In college, I found some bi peeps and other queers with whom I hung out. I tried to express who I was, in terms of my gender, but androgynous did not really seem to match the abundant curves I had and using that terminology was something willowy demi-boys and demi-girls used. There just did not seem to be a vocabulary for who I was. Admittedly, being involved in ‘gay liberation’ as we called it back then took up a lot of my time and my sexual orientation took a front seat and my uncertainty about my gender sort of dropped off the radar.
As a working person, I ended up with a kind of ‘professional uniform’ which was mostly monochromatic, close fitting trousers, usually a white shirt or turtleneck or t shirt. Outside of work I expressed a dramatic flair that was not bound by gender, at all…berets, scarves, leotards, construction boots… I think it was my way of being a ‘character’ and by doing that no one expected me to look like a traditional female. It was about this time I started to feel that there was something missing in terms of language for how I saw myself and my gender. I spent time in the library trying to find a clue but didn’t. I am not sure I would have known what I was looking for but I spent time in the ‘human sexuality’ section thinking I might be able to find some information which would encompass me.
I married a cis gender man who never felt the need for me to be anyone other than who I am. There was comfort in that. We had three kids. My pregnancies were very easy and our kids were healthy. However, everything about pregnancy was sooooo gendered that for the first time in my life I felt truly dysphoric. I definitely felt ‘at variance’ with all the female terms and expectations pregnancy seemed to involve. Now, this was 3 decades ago and I know things have changed but while I found the pregnancies exciting and being a parent a welcome challenge the clothing and everything else associated with pregnancy just felt ‘off’. I managed by going back to more of a uniform look instead of the flowered and flouncy outfits available for most pregnant people.
And then slowly but surely, and thankfully, language started to expand. In high school, my daughter had friends who were trans and genderqueer. As always, if they were not welcome in their own homes they were supported in ours. I would hear them talking about their gender journeys and a great deal seemed to echo my experience.
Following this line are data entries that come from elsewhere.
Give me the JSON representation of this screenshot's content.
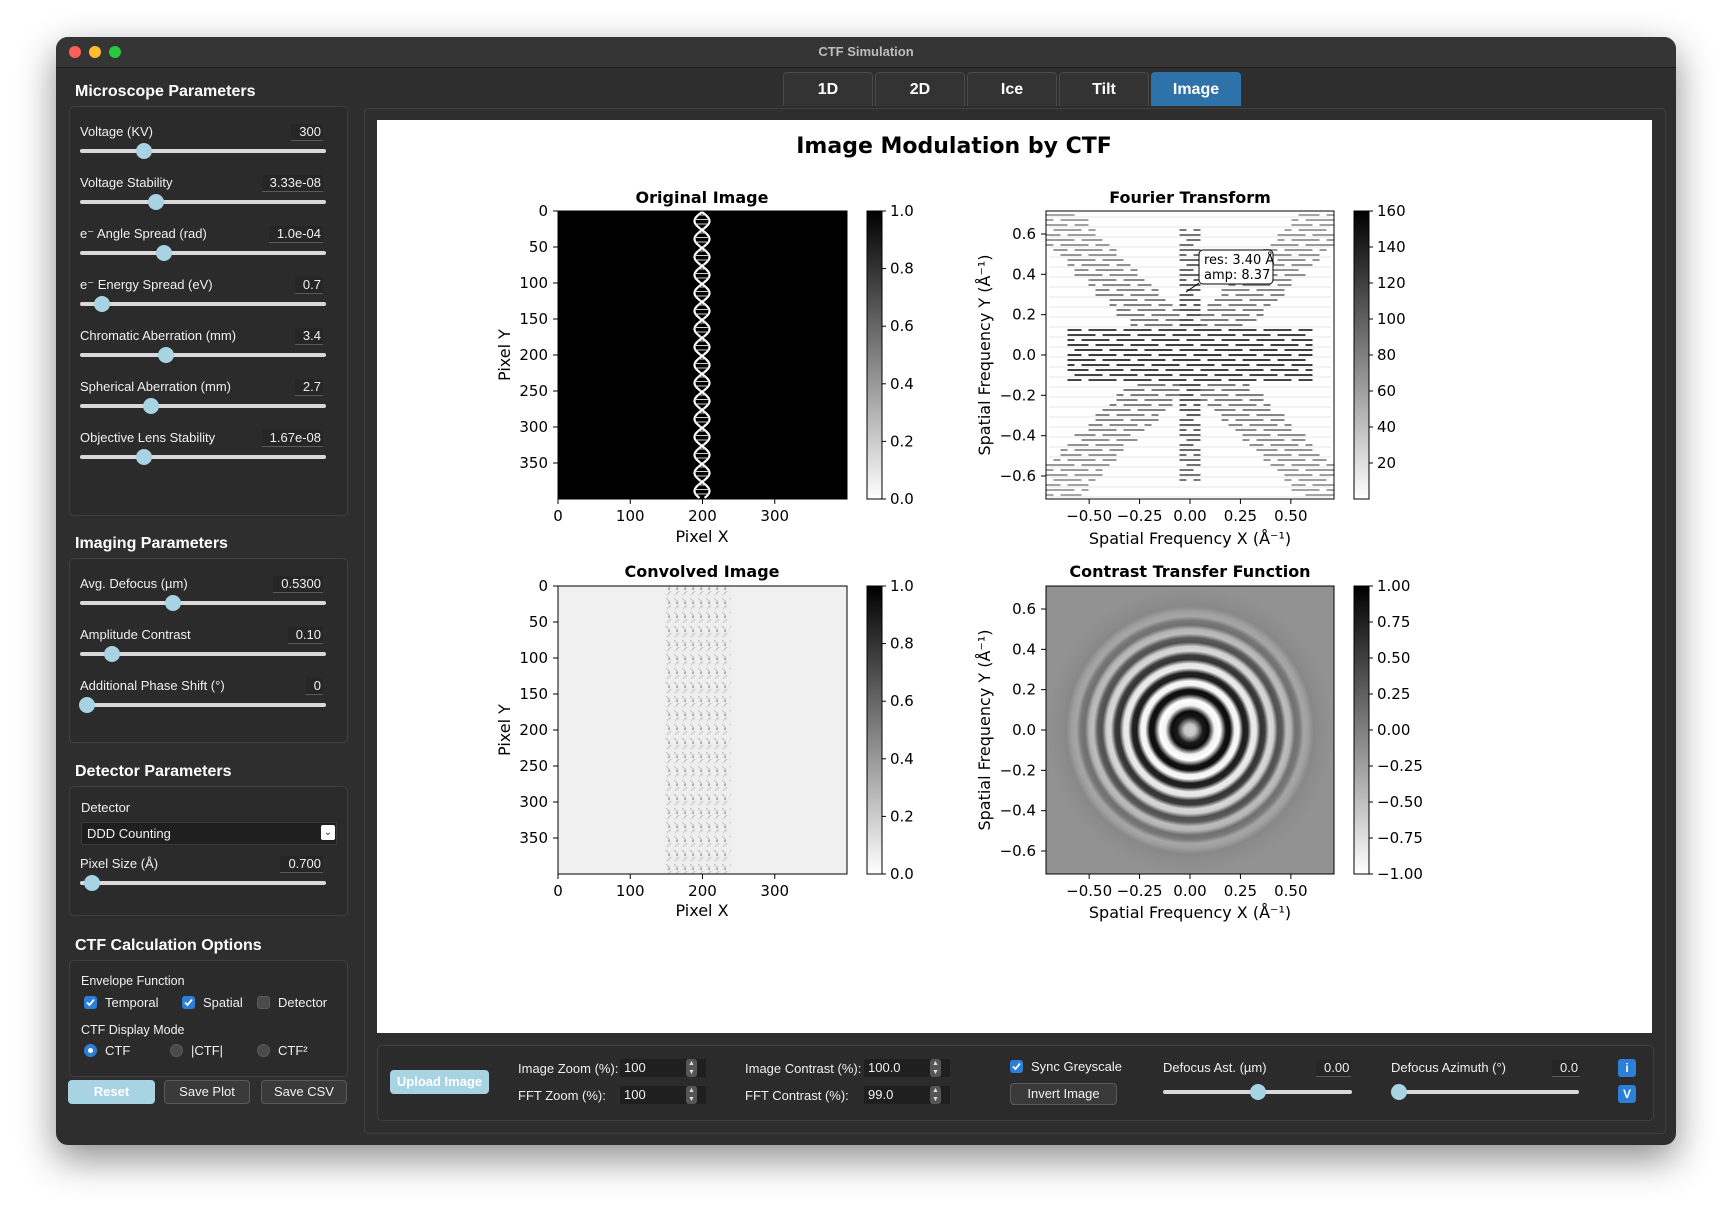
{
  "window": {
    "title": "CTF Simulation"
  },
  "microscope": {
    "title": "Microscope Parameters",
    "params": [
      {
        "label": "Voltage (KV)",
        "value": "300",
        "level": 0.26
      },
      {
        "label": "Voltage Stability",
        "value": "3.33e-08",
        "level": 0.31
      },
      {
        "label": "e⁻ Angle Spread (rad)",
        "value": "1.0e-04",
        "level": 0.34
      },
      {
        "label": "e⁻ Energy Spread (eV)",
        "value": "0.7",
        "level": 0.09
      },
      {
        "label": "Chromatic Aberration (mm)",
        "value": "3.4",
        "level": 0.35
      },
      {
        "label": "Spherical Aberration (mm)",
        "value": "2.7",
        "level": 0.29
      },
      {
        "label": "Objective Lens Stability",
        "value": "1.67e-08",
        "level": 0.26
      }
    ]
  },
  "imaging": {
    "title": "Imaging Parameters",
    "params": [
      {
        "label": "Avg. Defocus (µm)",
        "value": "0.5300",
        "level": 0.38
      },
      {
        "label": "Amplitude Contrast",
        "value": "0.10",
        "level": 0.13
      },
      {
        "label": "Additional Phase Shift (°)",
        "value": "0",
        "level": 0.03
      }
    ]
  },
  "detector": {
    "title": "Detector Parameters",
    "detector_label": "Detector",
    "detector_value": "DDD Counting",
    "pixel_label": "Pixel Size (Å)",
    "pixel_value": "0.700",
    "pixel_level": 0.05
  },
  "options": {
    "title": "CTF Calculation Options",
    "envelope_label": "Envelope Function",
    "temporal": "Temporal",
    "spatial": "Spatial",
    "detector": "Detector",
    "display_label": "CTF Display Mode",
    "mode_ctf": "CTF",
    "mode_abs": "|CTF|",
    "mode_sq": "CTF²"
  },
  "buttons": {
    "reset": "Reset",
    "save_plot": "Save Plot",
    "save_csv": "Save CSV"
  },
  "tabs": [
    "1D",
    "2D",
    "Ice",
    "Tilt",
    "Image"
  ],
  "bottom": {
    "upload": "Upload Image",
    "image_zoom_label": "Image Zoom (%):",
    "image_zoom": "100",
    "fft_zoom_label": "FFT Zoom (%):",
    "fft_zoom": "100",
    "image_contrast_label": "Image Contrast (%):",
    "image_contrast": "100.0",
    "fft_contrast_label": "FFT Contrast (%):",
    "fft_contrast": "99.0",
    "sync": "Sync Greyscale",
    "invert": "Invert Image",
    "defocus_ast_label": "Defocus Ast. (µm)",
    "defocus_ast": "0.00",
    "defocus_ast_level": 0.5,
    "defocus_az_label": "Defocus Azimuth (°)",
    "defocus_az": "0.0",
    "defocus_az_level": 0.0,
    "i_btn": "i",
    "v_btn": "V"
  },
  "chart_data": [
    {
      "type": "heatmap",
      "title": "Original Image",
      "suptitle": "Image Modulation by CTF",
      "xlabel": "Pixel X",
      "ylabel": "Pixel Y",
      "xticks": [
        0,
        100,
        200,
        300
      ],
      "yticks": [
        0,
        50,
        100,
        150,
        200,
        250,
        300,
        350
      ],
      "xlim": [
        0,
        400
      ],
      "ylim": [
        400,
        0
      ],
      "colorbar": {
        "ticks": [
          "0.0",
          "0.2",
          "0.4",
          "0.6",
          "0.8",
          "1.0"
        ],
        "range": [
          0,
          1
        ]
      },
      "cmap": "Greys"
    },
    {
      "type": "heatmap",
      "title": "Fourier Transform",
      "xlabel": "Spatial Frequency X (Å⁻¹)",
      "ylabel": "Spatial Frequency Y (Å⁻¹)",
      "xticks": [
        "−0.50",
        "−0.25",
        "0.00",
        "0.25",
        "0.50"
      ],
      "yticks": [
        "0.6",
        "0.4",
        "0.2",
        "0.0",
        "−0.2",
        "−0.4",
        "−0.6"
      ],
      "xlim": [
        -0.714,
        0.714
      ],
      "ylim": [
        -0.714,
        0.714
      ],
      "colorbar": {
        "ticks": [
          "20",
          "40",
          "60",
          "80",
          "100",
          "120",
          "140",
          "160"
        ],
        "range": [
          0,
          160
        ]
      },
      "annotation": {
        "line1": "res: 3.40 Å",
        "line2": "amp: 8.37",
        "x": 0.0,
        "y": 0.3
      },
      "cmap": "Greys"
    },
    {
      "type": "heatmap",
      "title": "Convolved Image",
      "xlabel": "Pixel X",
      "ylabel": "Pixel Y",
      "xticks": [
        0,
        100,
        200,
        300
      ],
      "yticks": [
        0,
        50,
        100,
        150,
        200,
        250,
        300,
        350
      ],
      "xlim": [
        0,
        400
      ],
      "ylim": [
        400,
        0
      ],
      "colorbar": {
        "ticks": [
          "0.0",
          "0.2",
          "0.4",
          "0.6",
          "0.8",
          "1.0"
        ],
        "range": [
          0,
          1
        ]
      },
      "cmap": "Greys"
    },
    {
      "type": "heatmap",
      "title": "Contrast Transfer Function",
      "xlabel": "Spatial Frequency X (Å⁻¹)",
      "ylabel": "Spatial Frequency Y (Å⁻¹)",
      "xticks": [
        "−0.50",
        "−0.25",
        "0.00",
        "0.25",
        "0.50"
      ],
      "yticks": [
        "0.6",
        "0.4",
        "0.2",
        "0.0",
        "−0.2",
        "−0.4",
        "−0.6"
      ],
      "xlim": [
        -0.714,
        0.714
      ],
      "ylim": [
        -0.714,
        0.714
      ],
      "colorbar": {
        "ticks": [
          "1.00",
          "0.75",
          "0.50",
          "0.25",
          "0.00",
          "−0.25",
          "−0.50",
          "−0.75",
          "−1.00"
        ],
        "range": [
          -1,
          1
        ]
      },
      "cmap": "Greys"
    }
  ]
}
Even if, at first, the language and terminology seemed foreign to me I eventually had an ‘ah-ha’ moment when I realized that these young folx were experiencing precisely what I had done a long time ago. A feeling of discomfort with gender roles and a desire for a more encompassing universe for gender. I started to see language which felt like a definition of me. Non binary, gender expansive, agender. I still was not sure where I fit in, exactly, but the language felt like home. I know I am not cis gender woman. I usually say I am a bisexual, non-binary woman. Although some days I feel more gender-expansive and some days I feel more agender. My gender is as fluid and on a spectrum as my sexuality. While this journey took a long time it is actually, still ongoing, and has definitely been worth the uncertainty. One thing I am certain about though….I am glad the language has evolved and is helping many folks, not just me, understand who they are.